The COVID pandemic has been difficult for everyone, millennials included. Most millennials have yet to fully reach financial security comparable with what older generations like Gen Xers and baby boomers enjoy. As a result, when the pandemic hit, millennials struggled money-wise. Many of them had to return home and live with their parents.
Just how many are many, you might ask. According to a survey conducted by TD Ameritrade, where some 2000 young adults between 24 and 29 years of age participated, 39 percent of respondents answered they had already moved back to their parents’ house or planned to do so. That means that if you belong to this demographic and currently sleep in your parent’s basement, there’s nothing to be ashamed about.
However, ideally, it’s a temporary arrangement. As soon as things go back to normal, you must be back on your feet, fixing your finances. And once you have bounced back financially, it’s time to explore the housing options at your disposal.
You may choose to purchase a condo unit. Here are the pros and cons of this option.
The most obvious advantage of buying a condo unit is the amenities you’ll get to enjoy. Most of these housing communities come with their own swimming pool, clubhouse, and fitness center, among other perks. Typically you will chip in on homeowner’s association master insurance to pay for the maintenance of these shared spaces.
Whatever’s not covered by your HOA’s master insurance, you can supplement with a loss assessment coverage. That’s a small price to pay for the privilege of enjoying these amenities.
Another advantage of condo living is security. Most of these residential buildings have security staff 24/7. They are equipped with CCTV cameras in key areas. You do not have to worry about burglary or other safety risks.
Despite these amenities and privileges, condo units are more affordable compared with single-family homes. These buildings are often located in city centers hence access to everything you need will be easy.
When you buy a condo unit, you’re purchasing space within a community. No land comes with the deed of sale. This makes it more difficult for condo owners to resell their units. After all, most of those in the real estate market want to buy a house with land ownership.
In terms of appreciation, condo units lag behind single-family homes. While you can still enjoy a significant markup from your condo property once you decide to sell, the deal might not be as lucrative as selling a house on a piece of land.
Another potential disadvantage is the lack of privacy. You will be living near other condo dwellers. If you’re the type who prefers a sense of independence, condo living, which is built upon the idea of planned communities, might not be the best arrangement for you.
Rules apply, given that you are part of a community. For instance, some condominiums do not allow pets inside. Or even restrict visitors during specific hours. If you choose to update your unit by installing a vertical garden in your verandah, for instance, you might need to ask for the management’s thumbs up first.

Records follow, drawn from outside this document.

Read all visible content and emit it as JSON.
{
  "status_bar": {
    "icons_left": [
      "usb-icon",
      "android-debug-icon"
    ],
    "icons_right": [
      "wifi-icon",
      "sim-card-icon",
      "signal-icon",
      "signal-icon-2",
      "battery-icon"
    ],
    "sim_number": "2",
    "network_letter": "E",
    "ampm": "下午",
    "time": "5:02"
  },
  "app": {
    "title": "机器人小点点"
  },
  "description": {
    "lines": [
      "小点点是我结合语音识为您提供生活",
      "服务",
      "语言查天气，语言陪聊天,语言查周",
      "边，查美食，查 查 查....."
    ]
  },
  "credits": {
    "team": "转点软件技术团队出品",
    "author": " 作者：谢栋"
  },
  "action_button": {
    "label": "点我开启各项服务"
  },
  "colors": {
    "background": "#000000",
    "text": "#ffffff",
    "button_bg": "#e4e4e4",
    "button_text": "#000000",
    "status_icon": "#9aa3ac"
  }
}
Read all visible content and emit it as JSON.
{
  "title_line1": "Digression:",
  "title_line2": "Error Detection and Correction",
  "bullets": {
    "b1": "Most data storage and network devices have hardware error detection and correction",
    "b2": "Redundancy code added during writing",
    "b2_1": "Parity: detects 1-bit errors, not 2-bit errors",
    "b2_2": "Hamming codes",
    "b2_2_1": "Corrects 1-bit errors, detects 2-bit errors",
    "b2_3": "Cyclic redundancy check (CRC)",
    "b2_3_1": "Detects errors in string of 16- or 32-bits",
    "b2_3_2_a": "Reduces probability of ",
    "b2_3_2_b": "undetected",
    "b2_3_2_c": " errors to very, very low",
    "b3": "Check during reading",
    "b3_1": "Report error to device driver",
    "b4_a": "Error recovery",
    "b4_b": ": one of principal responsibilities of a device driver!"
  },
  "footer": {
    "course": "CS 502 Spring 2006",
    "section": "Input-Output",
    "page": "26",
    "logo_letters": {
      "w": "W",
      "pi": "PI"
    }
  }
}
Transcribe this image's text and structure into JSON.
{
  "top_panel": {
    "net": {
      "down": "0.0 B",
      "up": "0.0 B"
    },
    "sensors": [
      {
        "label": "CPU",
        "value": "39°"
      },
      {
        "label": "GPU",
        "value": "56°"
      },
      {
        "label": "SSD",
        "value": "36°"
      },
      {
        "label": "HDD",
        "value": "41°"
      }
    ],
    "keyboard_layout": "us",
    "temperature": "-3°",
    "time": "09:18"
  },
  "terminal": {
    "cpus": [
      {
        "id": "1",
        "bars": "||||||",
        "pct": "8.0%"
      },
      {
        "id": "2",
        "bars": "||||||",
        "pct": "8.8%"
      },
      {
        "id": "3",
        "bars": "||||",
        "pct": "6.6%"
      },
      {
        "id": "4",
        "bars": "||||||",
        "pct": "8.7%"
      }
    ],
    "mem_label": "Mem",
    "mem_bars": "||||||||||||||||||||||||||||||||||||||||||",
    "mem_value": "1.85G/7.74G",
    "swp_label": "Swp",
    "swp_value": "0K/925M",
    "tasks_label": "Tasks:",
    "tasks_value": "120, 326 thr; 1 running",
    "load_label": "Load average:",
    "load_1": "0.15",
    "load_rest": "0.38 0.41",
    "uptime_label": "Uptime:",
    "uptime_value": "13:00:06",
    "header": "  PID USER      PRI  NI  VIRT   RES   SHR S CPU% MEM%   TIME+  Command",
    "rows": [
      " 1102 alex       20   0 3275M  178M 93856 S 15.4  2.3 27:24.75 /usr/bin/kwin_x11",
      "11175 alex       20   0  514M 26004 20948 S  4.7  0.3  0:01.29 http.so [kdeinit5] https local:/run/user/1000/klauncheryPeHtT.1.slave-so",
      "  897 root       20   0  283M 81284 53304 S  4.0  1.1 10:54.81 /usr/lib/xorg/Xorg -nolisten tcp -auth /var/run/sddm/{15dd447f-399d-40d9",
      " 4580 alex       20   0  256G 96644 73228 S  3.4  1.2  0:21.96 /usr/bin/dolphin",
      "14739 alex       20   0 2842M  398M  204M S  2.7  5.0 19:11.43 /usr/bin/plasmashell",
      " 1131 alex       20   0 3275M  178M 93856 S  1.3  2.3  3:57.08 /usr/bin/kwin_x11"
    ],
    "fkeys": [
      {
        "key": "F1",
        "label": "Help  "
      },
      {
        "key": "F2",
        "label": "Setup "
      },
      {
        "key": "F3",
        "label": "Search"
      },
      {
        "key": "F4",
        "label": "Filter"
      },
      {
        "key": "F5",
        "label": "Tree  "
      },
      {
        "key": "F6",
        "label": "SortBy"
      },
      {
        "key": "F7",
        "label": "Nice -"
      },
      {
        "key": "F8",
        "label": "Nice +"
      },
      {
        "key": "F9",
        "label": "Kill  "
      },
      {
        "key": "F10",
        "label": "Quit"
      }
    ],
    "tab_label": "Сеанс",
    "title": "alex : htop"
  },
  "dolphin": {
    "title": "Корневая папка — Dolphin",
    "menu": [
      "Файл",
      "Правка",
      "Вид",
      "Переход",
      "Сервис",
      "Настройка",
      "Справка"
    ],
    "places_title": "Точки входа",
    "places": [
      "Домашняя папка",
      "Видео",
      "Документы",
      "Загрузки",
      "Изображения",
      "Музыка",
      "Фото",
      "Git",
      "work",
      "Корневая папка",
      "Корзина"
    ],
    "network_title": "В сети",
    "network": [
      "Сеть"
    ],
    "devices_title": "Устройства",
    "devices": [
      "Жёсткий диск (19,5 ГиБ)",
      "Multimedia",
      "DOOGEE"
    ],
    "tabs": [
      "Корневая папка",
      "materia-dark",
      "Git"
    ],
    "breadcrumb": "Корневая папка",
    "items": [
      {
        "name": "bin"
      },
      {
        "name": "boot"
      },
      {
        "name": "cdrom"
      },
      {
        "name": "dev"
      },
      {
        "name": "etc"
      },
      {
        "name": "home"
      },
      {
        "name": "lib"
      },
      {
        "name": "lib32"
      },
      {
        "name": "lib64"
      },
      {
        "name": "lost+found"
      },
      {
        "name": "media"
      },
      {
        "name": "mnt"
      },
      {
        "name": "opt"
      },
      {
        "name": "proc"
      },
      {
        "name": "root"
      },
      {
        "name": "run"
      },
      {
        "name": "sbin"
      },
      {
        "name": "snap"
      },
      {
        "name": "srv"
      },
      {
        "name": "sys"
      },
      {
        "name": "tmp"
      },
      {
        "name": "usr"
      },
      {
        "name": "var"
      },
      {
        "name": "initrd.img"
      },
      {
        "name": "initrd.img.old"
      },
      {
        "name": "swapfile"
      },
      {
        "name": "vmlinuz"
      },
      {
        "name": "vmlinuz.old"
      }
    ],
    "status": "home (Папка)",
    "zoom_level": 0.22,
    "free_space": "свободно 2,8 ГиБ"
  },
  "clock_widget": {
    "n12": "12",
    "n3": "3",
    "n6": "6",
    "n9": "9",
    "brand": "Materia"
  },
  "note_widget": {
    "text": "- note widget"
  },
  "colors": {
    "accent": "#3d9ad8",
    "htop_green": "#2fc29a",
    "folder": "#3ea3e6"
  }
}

As with everything in life, there are two sides to the condo story. It’s up for you to decide which side sounds more convincing. The important thing is you are looking for a place that you can one day call your own. And that’s a good enough start. Despite what they say about millennials not quite keen on homeownership, you beg to differ. And we are rooting for you.